Establish how many lines in the records below include the word "horas"; respond with that number only.

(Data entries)
******************************
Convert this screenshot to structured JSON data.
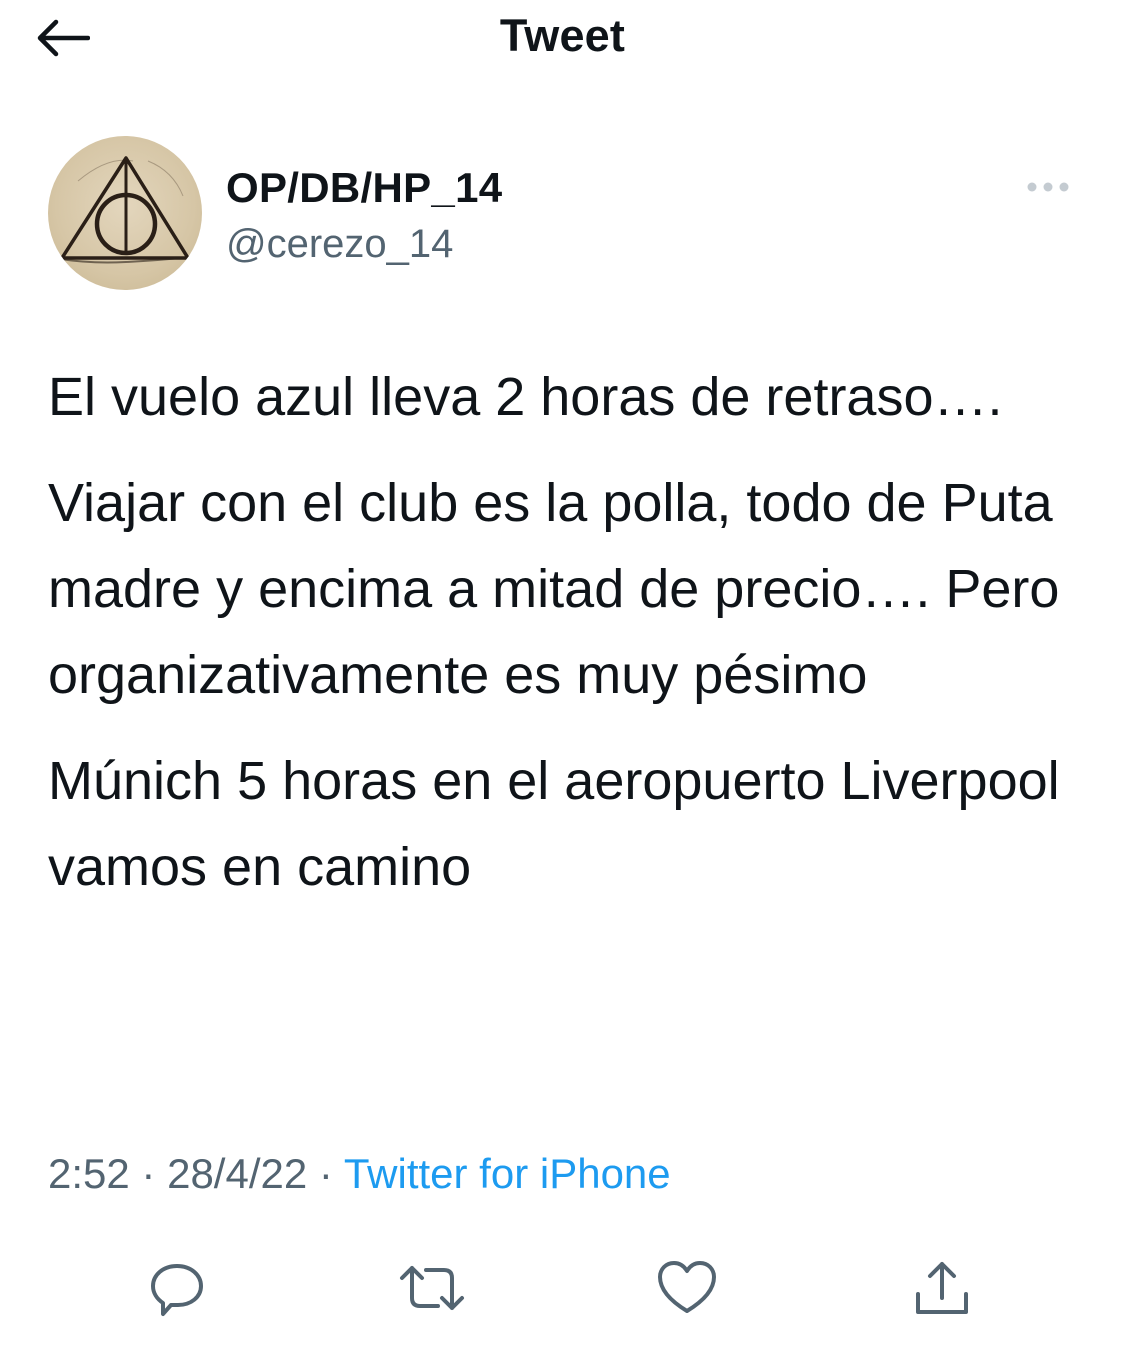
{
  "header": {
    "title": "Tweet",
    "back_icon": "arrow-left-icon"
  },
  "author": {
    "display_name": "OP/DB/HP_14",
    "handle": "@cerezo_14",
    "avatar_icon": "deathly-hallows-avatar",
    "more_icon": "more-horizontal-icon"
  },
  "tweet": {
    "paragraphs": [
      "El vuelo azul lleva 2 horas de retraso….",
      "Viajar con el club es la polla, todo de Puta madre y encima a mitad de precio…. Pero organizativamente es muy pésimo",
      "Múnich 5 horas en el aeropuerto Liverpool vamos en camino"
    ]
  },
  "meta": {
    "time": "2:52",
    "separator": "·",
    "date": "28/4/22",
    "source": "Twitter for iPhone"
  },
  "actions": {
    "reply_icon": "reply-icon",
    "retweet_icon": "retweet-icon",
    "like_icon": "heart-icon",
    "share_icon": "share-icon"
  },
  "colors": {
    "text": "#0f1419",
    "secondary": "#536471",
    "accent": "#1d9bf0",
    "background": "#ffffff"
  }
}
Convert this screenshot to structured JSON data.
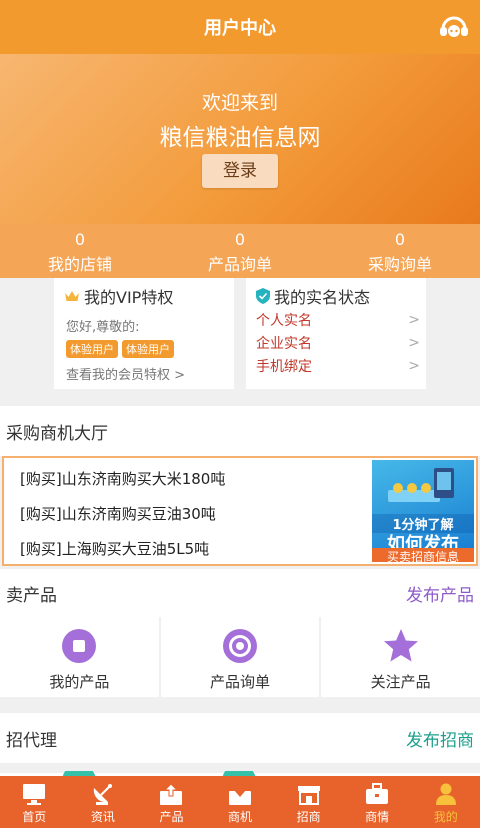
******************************
OUTPUT OF THE TASK -> 2